WHAT YOU HAVE TO DO: Omitting the pictures, print every line below exactly as it stands.

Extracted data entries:

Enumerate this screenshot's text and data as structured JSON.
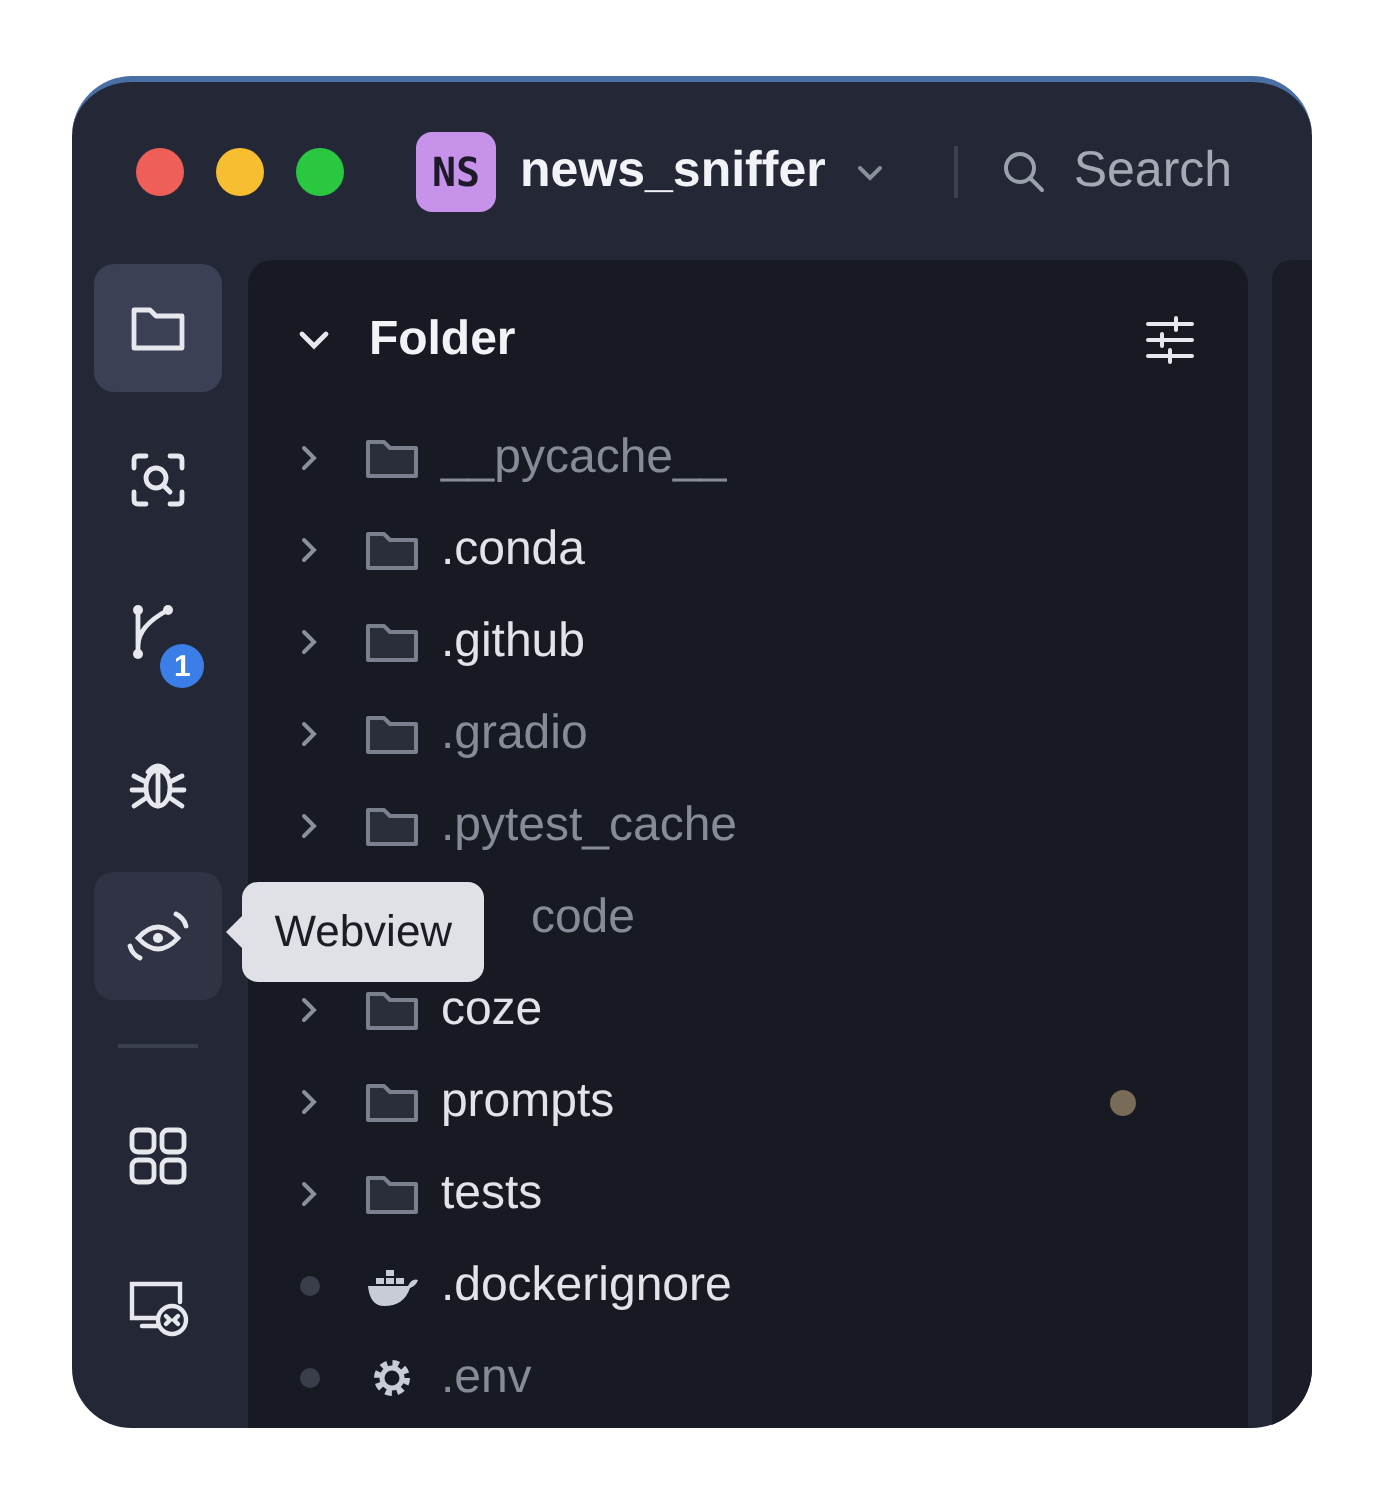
{
  "titlebar": {
    "project_initials": "NS",
    "project_name": "news_sniffer",
    "search_label": "Search"
  },
  "activity_bar": [
    {
      "kind": "folder",
      "selected": true,
      "hovered": false
    },
    {
      "kind": "scan",
      "selected": false,
      "hovered": false
    },
    {
      "kind": "git",
      "selected": false,
      "hovered": false,
      "badge": "1"
    },
    {
      "kind": "bug",
      "selected": false,
      "hovered": false
    },
    {
      "kind": "eye",
      "selected": false,
      "hovered": true,
      "tooltip": "Webview"
    },
    {
      "kind": "divider"
    },
    {
      "kind": "grid",
      "selected": false,
      "hovered": false
    },
    {
      "kind": "remote",
      "selected": false,
      "hovered": false
    }
  ],
  "explorer": {
    "title": "Folder",
    "expanded": true,
    "items": [
      {
        "kind": "folder",
        "name": "__pycache__",
        "dimmed": true,
        "modified": false
      },
      {
        "kind": "folder",
        "name": ".conda",
        "dimmed": false,
        "modified": false
      },
      {
        "kind": "folder",
        "name": ".github",
        "dimmed": false,
        "modified": false
      },
      {
        "kind": "folder",
        "name": ".gradio",
        "dimmed": true,
        "modified": false
      },
      {
        "kind": "folder",
        "name": ".pytest_cache",
        "dimmed": true,
        "modified": false
      },
      {
        "kind": "covered",
        "name": "code",
        "dimmed": true,
        "modified": false
      },
      {
        "kind": "folder",
        "name": "coze",
        "dimmed": false,
        "modified": false
      },
      {
        "kind": "folder",
        "name": "prompts",
        "dimmed": false,
        "modified": true
      },
      {
        "kind": "folder",
        "name": "tests",
        "dimmed": false,
        "modified": false
      },
      {
        "kind": "docker",
        "name": ".dockerignore",
        "dimmed": false,
        "modified": false
      },
      {
        "kind": "gear",
        "name": ".env",
        "dimmed": true,
        "modified": false
      }
    ]
  }
}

ANSWER TO THIS TASK:
Enumerate this screenshot's text and data as structured JSON.
{
  "titlebar": {
    "project_initials": "NS",
    "project_name": "news_sniffer",
    "search_label": "Search"
  },
  "activity_bar": [
    {
      "kind": "folder",
      "selected": true,
      "hovered": false
    },
    {
      "kind": "scan",
      "selected": false,
      "hovered": false
    },
    {
      "kind": "git",
      "selected": false,
      "hovered": false,
      "badge": "1"
    },
    {
      "kind": "bug",
      "selected": false,
      "hovered": false
    },
    {
      "kind": "eye",
      "selected": false,
      "hovered": true,
      "tooltip": "Webview"
    },
    {
      "kind": "divider"
    },
    {
      "kind": "grid",
      "selected": false,
      "hovered": false
    },
    {
      "kind": "remote",
      "selected": false,
      "hovered": false
    }
  ],
  "explorer": {
    "title": "Folder",
    "expanded": true,
    "items": [
      {
        "kind": "folder",
        "name": "__pycache__",
        "dimmed": true,
        "modified": false
      },
      {
        "kind": "folder",
        "name": ".conda",
        "dimmed": false,
        "modified": false
      },
      {
        "kind": "folder",
        "name": ".github",
        "dimmed": false,
        "modified": false
      },
      {
        "kind": "folder",
        "name": ".gradio",
        "dimmed": true,
        "modified": false
      },
      {
        "kind": "folder",
        "name": ".pytest_cache",
        "dimmed": true,
        "modified": false
      },
      {
        "kind": "covered",
        "name": "code",
        "dimmed": true,
        "modified": false
      },
      {
        "kind": "folder",
        "name": "coze",
        "dimmed": false,
        "modified": false
      },
      {
        "kind": "folder",
        "name": "prompts",
        "dimmed": false,
        "modified": true
      },
      {
        "kind": "folder",
        "name": "tests",
        "dimmed": false,
        "modified": false
      },
      {
        "kind": "docker",
        "name": ".dockerignore",
        "dimmed": false,
        "modified": false
      },
      {
        "kind": "gear",
        "name": ".env",
        "dimmed": true,
        "modified": false
      }
    ]
  }
}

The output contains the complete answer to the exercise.